News is News All Over the World (writing newspaper articles) Writing newspaper articles is a fun and interesting line of work. Newspapers exist in big cities, small towns, within corporations and on college campuses. Newspapers are printed for special interest groups as well as for world and national news. There are free newspapers and papers that appear for sale on newsstands every day. With such a large variety of newspaper types printed, there are myriads of possible opportunities for writing newspaper articles. There are some basic rules to writing articles for any newspaper and there are also some specific aspects to know about each type. Writing Newspaper Articles In general, to write a newspaper article there are a few rules that apply across the board.
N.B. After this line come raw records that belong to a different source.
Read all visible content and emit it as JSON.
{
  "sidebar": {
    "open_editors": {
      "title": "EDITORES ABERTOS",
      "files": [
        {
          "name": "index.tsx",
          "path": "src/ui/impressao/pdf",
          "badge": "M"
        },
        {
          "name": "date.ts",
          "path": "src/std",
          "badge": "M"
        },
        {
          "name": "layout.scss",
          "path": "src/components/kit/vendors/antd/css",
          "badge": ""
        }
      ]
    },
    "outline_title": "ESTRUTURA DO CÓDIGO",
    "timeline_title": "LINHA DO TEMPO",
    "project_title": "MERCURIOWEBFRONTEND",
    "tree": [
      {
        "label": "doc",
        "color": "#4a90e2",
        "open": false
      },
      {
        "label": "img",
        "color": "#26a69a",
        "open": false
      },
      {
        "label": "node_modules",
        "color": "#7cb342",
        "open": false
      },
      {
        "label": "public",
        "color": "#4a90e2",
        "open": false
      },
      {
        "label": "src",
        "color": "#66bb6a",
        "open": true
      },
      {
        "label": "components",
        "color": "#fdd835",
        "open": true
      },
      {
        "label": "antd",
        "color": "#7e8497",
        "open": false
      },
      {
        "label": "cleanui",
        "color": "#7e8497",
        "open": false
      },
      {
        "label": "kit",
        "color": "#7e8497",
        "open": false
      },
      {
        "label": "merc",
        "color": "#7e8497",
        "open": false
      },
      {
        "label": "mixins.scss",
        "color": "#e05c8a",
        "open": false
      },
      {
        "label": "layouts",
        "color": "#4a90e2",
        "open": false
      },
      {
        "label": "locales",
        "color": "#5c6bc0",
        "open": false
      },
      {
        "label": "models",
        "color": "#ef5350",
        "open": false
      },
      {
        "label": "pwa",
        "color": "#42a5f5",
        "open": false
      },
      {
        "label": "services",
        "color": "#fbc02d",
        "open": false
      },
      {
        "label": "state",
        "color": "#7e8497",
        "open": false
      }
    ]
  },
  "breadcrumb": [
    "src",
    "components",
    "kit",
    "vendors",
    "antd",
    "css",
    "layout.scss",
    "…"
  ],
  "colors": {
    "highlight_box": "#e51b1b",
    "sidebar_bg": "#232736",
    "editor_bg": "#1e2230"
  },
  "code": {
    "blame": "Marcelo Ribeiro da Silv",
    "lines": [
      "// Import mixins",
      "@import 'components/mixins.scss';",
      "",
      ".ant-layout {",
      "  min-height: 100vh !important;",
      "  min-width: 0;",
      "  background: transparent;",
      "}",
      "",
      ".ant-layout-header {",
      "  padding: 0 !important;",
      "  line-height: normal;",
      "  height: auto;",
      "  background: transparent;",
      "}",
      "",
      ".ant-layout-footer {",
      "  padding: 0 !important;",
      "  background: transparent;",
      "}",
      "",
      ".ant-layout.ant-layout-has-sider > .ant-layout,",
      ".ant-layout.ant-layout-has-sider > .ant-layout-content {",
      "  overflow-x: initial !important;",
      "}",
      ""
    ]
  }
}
First, the news has to be relevant. Because newspapers make up a genre of writing that is constantly refreshing itself, there is no room for common knowledge or historical pieces. The exception is if those kinds of writing serve to connect to a current issue or event. People who read newspapers want to know what?s happening now. For that reason, writing newspaper articles often involves relatively high pressure to get the latest news written each and every day. There are some low-pressure possibilities in writing newspaper articles though. The Infrequent Print Several newspapers are only printed weekly or even monthly. In small towns that must get their papers printed off-site, it is not feasible to create a paper each and every day. That means that there?s a week, every week, to get the news in and written. Another example of low pressure writing for newspapers is working for a free publication. Free newspapers are often geared to a special interest group. Since that group is not paying for its paper, they may only receive the interesting tidbits once a month. Writing for these kinds of newspapers becomes focused on creativity and niche writing because the current events will have already reached the audience through more frequent publications. The Daily News from Top to Bottom The most reliable and frequent publications are those of big, national newspapers. The staffs are very large and are able to print very clean copies of very full newspapers. By clean, that means without errors. Smaller papers are also printed daily, but they seem almost insignificant except to the people of the local community. They receive national news second hand and run very small staffs. Interestingly enough, none of these daily papers are really about the news. Of course that is where most of the effort lies and that is the reason that people buy the papers, but it is not the root of a newspaper. Writing newspaper articles is a job heavily dependent on the advertising industry. A newspaper will only be as large as there are ads to pay for it. Newspapers do not make their money at the newsstand. They pay the bills and the employees with money from advertisers. On Campus News Working for a university paper will not be representative in the area of newspaper advertising. While some businesses do pay for ads in university papers, the funding comes from the school. If for some reason there were no advertisers one day, the paper would still go out. University publications are much more focused on the development of the students than making a successful business. Most campus papers are free and are created by students. School is a great place to get started in writing newspaper articles. The environment is challenging, but nurturing at the same time. The deadlines and standards still exist, but the writer gets great encouragement and training through the work. After working for a college paper, it will be much easier to get a job with newspapers of the cities and towns. Writing newspaper articles can be a great job. There are so many opportunities to get into writing that it is hard to pass them up. Some jobs may be very difficult to get, but others will be steps towards increasing writing success.